*Exercise*. Determine how many lines in the records that follow hold the string "Entry". Only that number should be returned.

***** Extracted material *****

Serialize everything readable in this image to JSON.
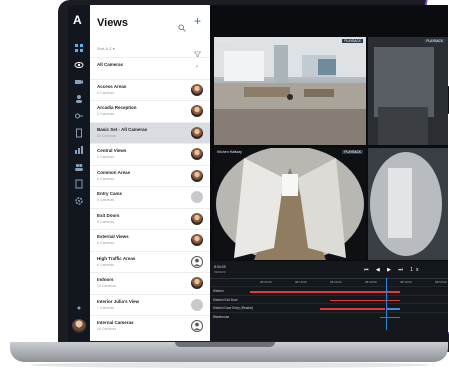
{
  "app": {
    "logo": "A"
  },
  "views_panel": {
    "title": "Views",
    "add": "+",
    "sort": "Sort A-Z ▾"
  },
  "views": [
    {
      "name": "All Cameras",
      "sub": "",
      "avatar": "chevron"
    },
    {
      "name": "Access Areas",
      "sub": "6 Cameras",
      "avatar": "photo"
    },
    {
      "name": "Arcadia Reception",
      "sub": "4 Cameras",
      "avatar": "photo"
    },
    {
      "name": "Basic Set - All Cameras",
      "sub": "32 Cameras",
      "avatar": "photo",
      "selected": true
    },
    {
      "name": "Central Views",
      "sub": "4 Cameras",
      "avatar": "photo"
    },
    {
      "name": "Common Areas",
      "sub": "6 Cameras",
      "avatar": "photo"
    },
    {
      "name": "Entry Cams",
      "sub": "4 Cameras",
      "avatar": "grey"
    },
    {
      "name": "Exit Doors",
      "sub": "8 Cameras",
      "avatar": "photo"
    },
    {
      "name": "External Views",
      "sub": "6 Cameras",
      "avatar": "photo"
    },
    {
      "name": "High Traffic Areas",
      "sub": "6 Cameras",
      "avatar": "person"
    },
    {
      "name": "Indoors",
      "sub": "14 Cameras",
      "avatar": "photo"
    },
    {
      "name": "Interior Julia's View",
      "sub": "7 Cameras",
      "avatar": "grey"
    },
    {
      "name": "Internal Cameras",
      "sub": "16 Cameras",
      "avatar": "person"
    }
  ],
  "cameras": [
    {
      "label": "Main Floor",
      "badge": "PLAYBACK"
    },
    {
      "label": "",
      "badge": "PLAYBACK"
    },
    {
      "label": "Kitchen Hallway",
      "badge": "PLAYBACK"
    },
    {
      "label": "",
      "badge": ""
    }
  ],
  "timeline": {
    "time": "8:34:09",
    "date": "09/03/20",
    "controls": "⏮ ◀ ▶ ⏭ 1x",
    "ticks": [
      "08:00:00",
      "08:10:00",
      "08:20:00",
      "08:30:00",
      "08:40:00",
      "08:50:00"
    ],
    "rows": [
      "Kitchen",
      "Kitchen Exit Door",
      "Kitchen Door Entry (Reader)",
      "Warehouse"
    ]
  },
  "colors": {
    "rail": "#11161f",
    "accent": "#1a73e8",
    "track_red": "#e03b3b",
    "track_blue": "#3d8bd9",
    "promo_border": "#6c3fd1"
  }
}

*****

*Answer*. 2